We often get asked whether GlutenTox Home can accurately detect gluten in highly acidic items like lemon juice. The answer in a nutshell? It sure can!
Traditionally items with extreme pH balances have been tricky for gluten test kits, but GlutenTox contains a dilution solution formulated with a special pH stabilizer. To prove it, the team at Biomedal’s ISO-certified gluten analysis lab prepared three very special batches of lemon juice.
The first sample was the control, a basic bottle of lemon juice from the local supermarket. They happened to use Prima brand, which contains: lemon juice from concentrate (water, concentrated lemon juice), natural flavors, citric acid, sodium benzoate, sodium metabisulfite and sodium sulfite. As it happens, the pH value of this lemon juice is 1.64 — not only is it very, very acidic, it’s most acidic than most plain lemons!
The second sample was the same lemon juice, purposefully spiked with 5ppm of gluten. The third? You guessed it! Lemon juice spiked with 20ppm of gluten.
As you can see in the pictures below, the control sample was gluten-free. No surprise there, lemon juice is naturally gluten-free and the additives in this bottle are not typically gluten-containing. The sample spiked with 5ppm of gluten was tested at the 5ppm threshold and returned positive results. The sample spiked with 20ppm of gluten was tested at the higher threshold of 20ppm and also returned positive results.

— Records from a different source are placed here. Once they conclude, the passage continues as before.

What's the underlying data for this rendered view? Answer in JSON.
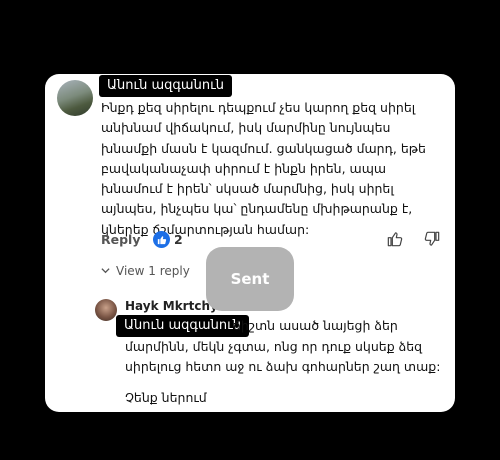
{
  "comment": {
    "author_tag": "Անուն ազգանուն",
    "text": "Ինքդ քեզ սիրելու դեպքում չես կարող քեզ սիրել անխնամ վիճակում, իսկ մարմինը նույնպես խնամքի մասն է կազմում. ցանկացած մարդ, եթե բավականաչափ սիրում է ինքն իրեն, ապա խնամում է իրեն՝ սկսած մարմնից, իսկ սիրել այնպես, ինչպես կա՝ ընդամենը մխիթարանք է, կներեք ճշմարտության համար:",
    "reply_label": "Reply",
    "like_count": "2",
    "view_replies_label": "View 1 reply"
  },
  "reply": {
    "author_name": "Hayk Mkrtchya",
    "author_tag": "Անուն ազգանուն",
    "text": "ճիշտն ասած նայեցի ձեր մարմինն, մեկն չգտա, ոնց որ դուք սկսեք ձեզ սիրելուց հետո աջ ու ձախ գոհարներ շաղ տաք:",
    "signature": "Չենք ներում"
  },
  "toast": {
    "label": "Sent"
  },
  "colors": {
    "like_blue": "#1d6fe6",
    "toast_bg": "#b3b3b3"
  }
}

All three samples had fairly neutral pH values by the time they were extracted and diluted.
What does this tell us? Well, most importantly, it tells us that we don’t need to worry about low pH values when testing items for gluten. Citrus juices, vinegar, wine, and other acidic items can be tested safely for gluten at either sensitivity threshold using GlutenTox Home.
You can see the report from Biomedal below, using GlutenTox Pro, an equally sensitive test designed for manufacturers of gluten-free food.